WORK ORDER: The entries below must be retyped in full. Keep every word the same.

RECORDS SHOWN:
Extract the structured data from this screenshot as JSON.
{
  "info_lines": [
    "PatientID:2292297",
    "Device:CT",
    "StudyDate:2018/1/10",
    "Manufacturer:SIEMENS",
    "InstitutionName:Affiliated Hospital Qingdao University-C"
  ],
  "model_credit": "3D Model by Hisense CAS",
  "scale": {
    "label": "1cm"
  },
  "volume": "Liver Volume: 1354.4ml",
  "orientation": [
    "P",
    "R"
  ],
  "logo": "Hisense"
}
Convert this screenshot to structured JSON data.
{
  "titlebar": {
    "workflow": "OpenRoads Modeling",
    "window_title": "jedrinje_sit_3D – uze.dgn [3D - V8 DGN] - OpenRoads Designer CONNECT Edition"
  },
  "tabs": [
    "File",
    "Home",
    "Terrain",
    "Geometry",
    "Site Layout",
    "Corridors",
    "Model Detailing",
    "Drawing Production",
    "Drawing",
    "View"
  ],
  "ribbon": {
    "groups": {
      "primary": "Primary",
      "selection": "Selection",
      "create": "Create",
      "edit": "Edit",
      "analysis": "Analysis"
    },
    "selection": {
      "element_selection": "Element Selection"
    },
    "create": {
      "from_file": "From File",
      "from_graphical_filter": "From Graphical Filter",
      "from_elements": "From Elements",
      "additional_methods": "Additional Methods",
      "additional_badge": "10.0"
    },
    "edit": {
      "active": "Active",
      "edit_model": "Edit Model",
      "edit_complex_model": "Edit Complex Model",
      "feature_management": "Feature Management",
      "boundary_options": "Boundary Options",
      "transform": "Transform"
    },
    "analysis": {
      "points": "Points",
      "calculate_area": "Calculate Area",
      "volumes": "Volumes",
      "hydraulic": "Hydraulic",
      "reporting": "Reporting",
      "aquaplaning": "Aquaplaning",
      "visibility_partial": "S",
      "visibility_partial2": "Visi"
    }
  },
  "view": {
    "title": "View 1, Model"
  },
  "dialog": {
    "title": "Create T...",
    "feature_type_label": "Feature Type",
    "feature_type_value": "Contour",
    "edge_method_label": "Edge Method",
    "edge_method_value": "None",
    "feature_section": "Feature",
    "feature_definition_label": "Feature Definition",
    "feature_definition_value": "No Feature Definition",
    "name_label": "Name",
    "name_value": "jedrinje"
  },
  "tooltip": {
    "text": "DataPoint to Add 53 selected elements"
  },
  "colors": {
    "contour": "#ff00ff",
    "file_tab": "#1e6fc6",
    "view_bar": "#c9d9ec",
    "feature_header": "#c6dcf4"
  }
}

REPLY TO THE EXERCISE:
Extract the structured data from this screenshot as JSON.
{
  "info_lines": [
    "PatientID:2292297",
    "Device:CT",
    "StudyDate:2018/1/10",
    "Manufacturer:SIEMENS",
    "InstitutionName:Affiliated Hospital Qingdao University-C"
  ],
  "model_credit": "3D Model by Hisense CAS",
  "scale": {
    "label": "1cm"
  },
  "volume": "Liver Volume: 1354.4ml",
  "orientation": [
    "P",
    "R"
  ],
  "logo": "Hisense"
}
Convert this screenshot to structured JSON data.
{
  "titlebar": {
    "workflow": "OpenRoads Modeling",
    "window_title": "jedrinje_sit_3D – uze.dgn [3D - V8 DGN] - OpenRoads Designer CONNECT Edition"
  },
  "tabs": [
    "File",
    "Home",
    "Terrain",
    "Geometry",
    "Site Layout",
    "Corridors",
    "Model Detailing",
    "Drawing Production",
    "Drawing",
    "View"
  ],
  "ribbon": {
    "groups": {
      "primary": "Primary",
      "selection": "Selection",
      "create": "Create",
      "edit": "Edit",
      "analysis": "Analysis"
    },
    "selection": {
      "element_selection": "Element Selection"
    },
    "create": {
      "from_file": "From File",
      "from_graphical_filter": "From Graphical Filter",
      "from_elements": "From Elements",
      "additional_methods": "Additional Methods",
      "additional_badge": "10.0"
    },
    "edit": {
      "active": "Active",
      "edit_model": "Edit Model",
      "edit_complex_model": "Edit Complex Model",
      "feature_management": "Feature Management",
      "boundary_options": "Boundary Options",
      "transform": "Transform"
    },
    "analysis": {
      "points": "Points",
      "calculate_area": "Calculate Area",
      "volumes": "Volumes",
      "hydraulic": "Hydraulic",
      "reporting": "Reporting",
      "aquaplaning": "Aquaplaning",
      "visibility_partial": "S",
      "visibility_partial2": "Visi"
    }
  },
  "view": {
    "title": "View 1, Model"
  },
  "dialog": {
    "title": "Create T...",
    "feature_type_label": "Feature Type",
    "feature_type_value": "Contour",
    "edge_method_label": "Edge Method",
    "edge_method_value": "None",
    "feature_section": "Feature",
    "feature_definition_label": "Feature Definition",
    "feature_definition_value": "No Feature Definition",
    "name_label": "Name",
    "name_value": "jedrinje"
  },
  "tooltip": {
    "text": "DataPoint to Add 53 selected elements"
  },
  "colors": {
    "contour": "#ff00ff",
    "file_tab": "#1e6fc6",
    "view_bar": "#c9d9ec",
    "feature_header": "#c6dcf4"
  }
}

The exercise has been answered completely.